The Porsche 912 began as the Porsche 901, introduced at the Frankfurt Auto Show in 1963. Porsche’s new Model 901 for 1964 was a sensation to some and viewed with skepticism by others. In addition to a slightly larger and distinctly attractive new body, the 901 featured Porsche’s new 6 cylinder, air cooled, race-derived, double overhead cam engine.
In what seems to have been a rare mistake, Porsche gave their new passenger car the 901 model designation. However, a French company had an existing copyright on all European passenger car model designations with a zero in the middle position.
Porsche adjusted quickly and introduced the new 1965 Model 911 the year after the Frankfurt Auto Show. (Porsche could, and did, use the center zero on race car models, including the stunning fiberglass bodied 904, the 907 and 908.)
Early sales of the then-revolutionary 911 were slow. Many Porsche owners who might have been early 911 buyers may have been unsure of the new 6 cylinder engine.
Thousands of owners, though, were very happy with the legendary 4 cylinder pushrod engine that had served them faithfully since the early 1950s.
The Porsche factory had a supply of the Model 356 engines on hand, so it didn’t take long for the new 912 to be introduced with the more familiar engine in 1965.
The 1965 “painted dash” and later 912s were well received. The 912 actually outsold the much faster (and more expensive) 911 by about two to one in the 1965 model year.

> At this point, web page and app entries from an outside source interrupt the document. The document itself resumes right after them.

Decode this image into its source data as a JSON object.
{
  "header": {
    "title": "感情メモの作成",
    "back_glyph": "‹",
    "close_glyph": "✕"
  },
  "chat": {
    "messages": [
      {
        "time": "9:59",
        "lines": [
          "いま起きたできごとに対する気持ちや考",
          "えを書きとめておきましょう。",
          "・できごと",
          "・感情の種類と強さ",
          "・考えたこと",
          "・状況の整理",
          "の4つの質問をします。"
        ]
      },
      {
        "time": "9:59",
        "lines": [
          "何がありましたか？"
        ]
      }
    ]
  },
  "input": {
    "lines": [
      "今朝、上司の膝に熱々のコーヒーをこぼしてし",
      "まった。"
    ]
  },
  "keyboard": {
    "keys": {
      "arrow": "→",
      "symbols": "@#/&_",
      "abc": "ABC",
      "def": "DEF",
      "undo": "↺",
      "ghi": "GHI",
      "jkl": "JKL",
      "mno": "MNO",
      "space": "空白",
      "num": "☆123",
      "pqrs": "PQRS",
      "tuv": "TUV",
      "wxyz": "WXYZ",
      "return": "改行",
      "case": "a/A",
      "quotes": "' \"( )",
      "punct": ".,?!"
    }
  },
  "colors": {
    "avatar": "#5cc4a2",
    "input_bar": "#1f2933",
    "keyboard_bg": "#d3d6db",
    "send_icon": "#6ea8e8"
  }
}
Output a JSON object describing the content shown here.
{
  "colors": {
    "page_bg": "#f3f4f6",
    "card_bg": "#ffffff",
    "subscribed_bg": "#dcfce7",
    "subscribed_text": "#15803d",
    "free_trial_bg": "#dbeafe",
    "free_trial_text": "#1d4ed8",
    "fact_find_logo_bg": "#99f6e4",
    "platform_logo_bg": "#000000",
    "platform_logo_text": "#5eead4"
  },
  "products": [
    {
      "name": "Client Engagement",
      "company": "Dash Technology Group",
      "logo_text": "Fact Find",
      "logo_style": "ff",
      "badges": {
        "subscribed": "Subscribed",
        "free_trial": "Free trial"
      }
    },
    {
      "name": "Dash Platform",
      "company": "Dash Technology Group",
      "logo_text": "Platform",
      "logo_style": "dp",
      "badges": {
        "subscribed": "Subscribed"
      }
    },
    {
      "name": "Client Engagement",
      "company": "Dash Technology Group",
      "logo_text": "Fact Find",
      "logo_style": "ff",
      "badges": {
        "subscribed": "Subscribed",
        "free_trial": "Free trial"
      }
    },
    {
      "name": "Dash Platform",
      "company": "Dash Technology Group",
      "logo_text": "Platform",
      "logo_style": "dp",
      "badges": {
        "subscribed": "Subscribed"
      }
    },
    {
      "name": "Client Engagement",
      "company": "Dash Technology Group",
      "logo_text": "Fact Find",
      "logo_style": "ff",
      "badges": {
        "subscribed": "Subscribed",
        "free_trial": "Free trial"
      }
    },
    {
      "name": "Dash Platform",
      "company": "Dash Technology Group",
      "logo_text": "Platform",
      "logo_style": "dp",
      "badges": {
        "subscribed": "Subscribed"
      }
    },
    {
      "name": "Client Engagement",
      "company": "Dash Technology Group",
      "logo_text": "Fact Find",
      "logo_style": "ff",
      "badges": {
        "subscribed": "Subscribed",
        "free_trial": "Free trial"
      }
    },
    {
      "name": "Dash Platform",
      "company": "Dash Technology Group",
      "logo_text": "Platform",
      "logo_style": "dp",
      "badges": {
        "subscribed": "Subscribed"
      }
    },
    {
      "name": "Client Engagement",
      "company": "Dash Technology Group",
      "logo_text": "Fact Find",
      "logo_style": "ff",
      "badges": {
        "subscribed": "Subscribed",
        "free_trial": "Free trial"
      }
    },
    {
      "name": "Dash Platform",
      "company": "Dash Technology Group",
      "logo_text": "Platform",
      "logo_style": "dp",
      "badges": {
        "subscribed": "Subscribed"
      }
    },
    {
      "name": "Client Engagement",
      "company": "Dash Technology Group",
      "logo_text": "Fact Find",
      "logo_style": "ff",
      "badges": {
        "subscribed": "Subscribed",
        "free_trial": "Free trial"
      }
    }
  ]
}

And for good reason; the Porsche 912 featured a slightly de-tuned version of the well-known Model 356 Super 90 engine and a snappy new design. Beneath the exquisite new Porsche body were the 911’s independent 4 wheel torsion bar suspension and race-proven chassis features.
The 912 was roomier than the Model 356. It also had better driver visibility and boasted almost perfect 45/55 front/rear weight distribution. The 912 cost less and weighed less than the 911.
The 912 was easier (and less expensive) to maintain. The 912’s economical, durable, and race-proven engine traced its roots back through the successful “giant killer” Porsche Model 356 variants and directly to Dr. Porsche’s Volkswagen of the late 1930s.
Porsche reportedly manufactured 31,270 912s during the 1965 to 1969 model years.
In the final 1969 model year, a reported 4,679 912s rolled off Porsche assembly line into the garages of eager buyers all over the world.
Mine is pictured above, in British Columbia after having been driven on U.S. Route 95 without incident from the Mexican border at San Luis, Arizona to Eastport Idaho at the Canadian border. The car has its original 1969 yellow on black California license plates and new (2006) Grand Prix White paint.
It was built as a Light Ivory 4-speed Coupe with tinted windows, front and rear bumper horns and a Blaupunkt AM/FM/SW radio. It rolled off the Porsche assembly line on May 13, 1969.
For many, including this Writer, the 1969 912 was, and is, the perfect sports car for the common man or woman.
It also happens to be an ideal high performance ride for enjoying America’s current and former U.S. highways in classic style.